Kin to press China to release NY Times researcher
BEIJING, Mar 23 (Reuters) The sister of detained New York Times researcher Zhao Yan plans to press prosecutors today to release him after the authorities dropped charges of revealing state secrets and fraud against him last week.
The Beijing Second Intermediate People's Court agreed last Friday to a decision by prosecutors to drop the charges against Zhao in a surprise concession ahead of President Hu Jintao's visit to the United States in April.
But Zhao was still in detention this morning and his sister, Zhao Kun, was on her way to the prosecutor's office to demand his freedom.
''I don't know why they haven't released him. But I want to know when they will let him go,'' the sister told Reuters.
A friend of the family who requested anonymity said the authorities were still holding Zhao apparently to reach a settlement that will prevent him from filing a lawsuit against them in the future.
Zhao's lawyer, Mo Shaoping, said yesterday Chinese authorities would be breaking the law if they held Zhao past midnight (1600 GMT) yesterday when his five-day appeal period expires.
Technically, Zhao could reject the decision to drop charges against him and seek a court trial for a not-guilty verdict.
But he has decided against appealing, the lawyer said.
''It's illegal not to release him.

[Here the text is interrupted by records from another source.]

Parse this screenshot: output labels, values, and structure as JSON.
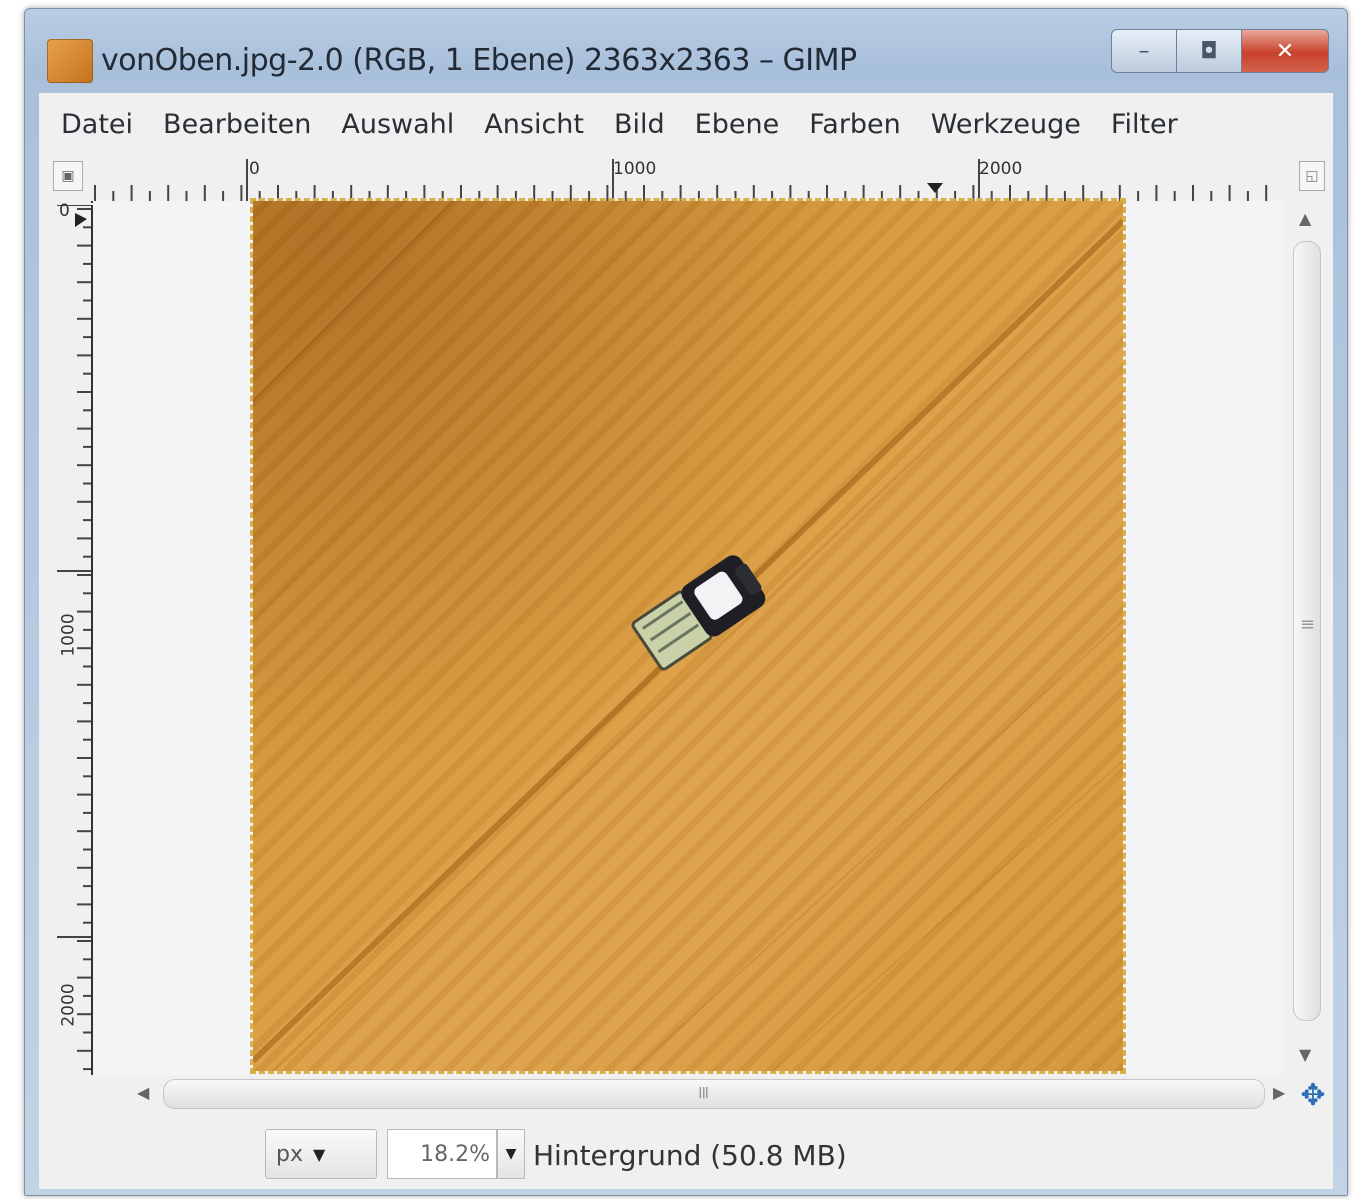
{
  "window": {
    "title": "vonOben.jpg-2.0 (RGB, 1 Ebene) 2363x2363 – GIMP",
    "controls": {
      "minimize": "–",
      "maximize": "◘",
      "close": "✕"
    }
  },
  "menubar": {
    "items": [
      "Datei",
      "Bearbeiten",
      "Auswahl",
      "Ansicht",
      "Bild",
      "Ebene",
      "Farben",
      "Werkzeuge",
      "Filter"
    ]
  },
  "rulers": {
    "horizontal_labels": [
      "0",
      "1000",
      "2000"
    ],
    "vertical_labels": [
      "0",
      "1000",
      "2000"
    ]
  },
  "canvas": {
    "image_subject": "aerial view of harvester on wheat field",
    "field_color": "#d3923a"
  },
  "statusbar": {
    "unit": "px",
    "zoom": "18.2%",
    "layer_info": "Hintergrund (50.8 MB)"
  }
}
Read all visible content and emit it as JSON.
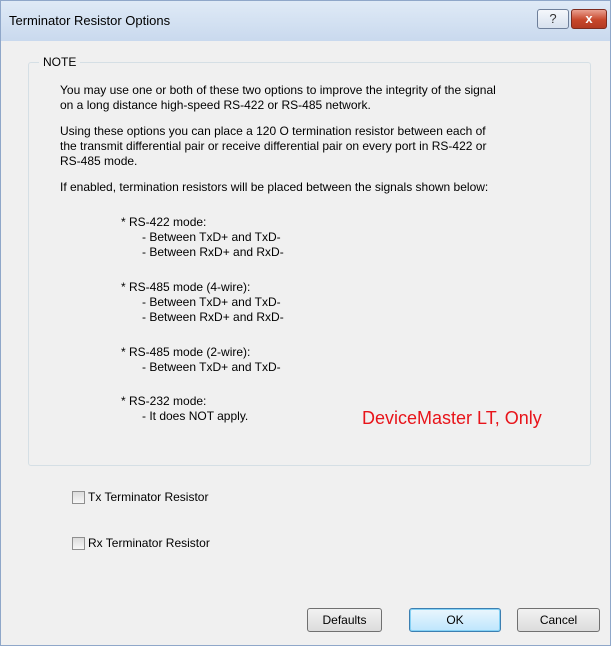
{
  "window": {
    "title": "Terminator Resistor Options"
  },
  "titlebar_buttons": {
    "help": "?",
    "close": "x"
  },
  "note": {
    "legend": "NOTE",
    "para1_line1": "You may use one or both of these two options to improve the integrity of the signal",
    "para1_line2": "on a long distance high-speed RS-422 or RS-485 network.",
    "para2_line1": "Using these options you can place  a 120 O termination resistor between each of",
    "para2_line2": "the transmit differential pair or receive differential pair on every port in RS-422 or",
    "para2_line3": "RS-485 mode.",
    "para3": "If enabled, termination resistors will be placed between the signals shown below:",
    "modes": [
      {
        "heading": "* RS-422 mode:",
        "lines": [
          "- Between TxD+ and TxD-",
          "- Between RxD+ and RxD-"
        ]
      },
      {
        "heading": "* RS-485 mode (4-wire):",
        "lines": [
          "- Between TxD+ and TxD-",
          "- Between RxD+ and RxD-"
        ]
      },
      {
        "heading": "* RS-485 mode (2-wire):",
        "lines": [
          "- Between TxD+ and TxD-"
        ]
      },
      {
        "heading": "* RS-232 mode:",
        "lines": [
          "- It does NOT apply."
        ]
      }
    ],
    "red_note": "DeviceMaster LT, Only"
  },
  "options": {
    "tx_label": "Tx Terminator Resistor",
    "tx_checked": false,
    "rx_label": "Rx Terminator Resistor",
    "rx_checked": false
  },
  "buttons": {
    "defaults": "Defaults",
    "ok": "OK",
    "cancel": "Cancel"
  },
  "colors": {
    "note_accent": "#e8141a",
    "titlebar": "#c9d9ee",
    "close_button": "#c7472b"
  }
}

It's wrong,'' Mo said.
Zhao was arrested in September 2004 and had faced 10 years in jail after the state security apparatus charged him with telling the New York Times details of rivalry between President Hu and his predecessor, Jiang Zemin.
His arrest came days after the Times reported that Jiang had offered to resign as chairman of the Central Military Commission, his last official post.
Before starting work for the Times in early 2004, Zhao established a reputation as a crusading journalist who focused on rural corruption and discontent.
The White house said on Wednesday that Hu would meet U.S.
President George W Bush in Washington on April 20 on what will be his first formal visit as president to the United States.
His previous trip to Washington was cancelled due to Hurricane Katrina, although he visited the United Nations in New York.
Beijing often times the release of dissidents to coincide with visits by top Chinese leaders to the United States, or senior US officials to China.
US President George W Bush and Secretary of State Condoleezza Rice had raised Zhao's case in meetings with Chinese officials.
Reuters DH VP0756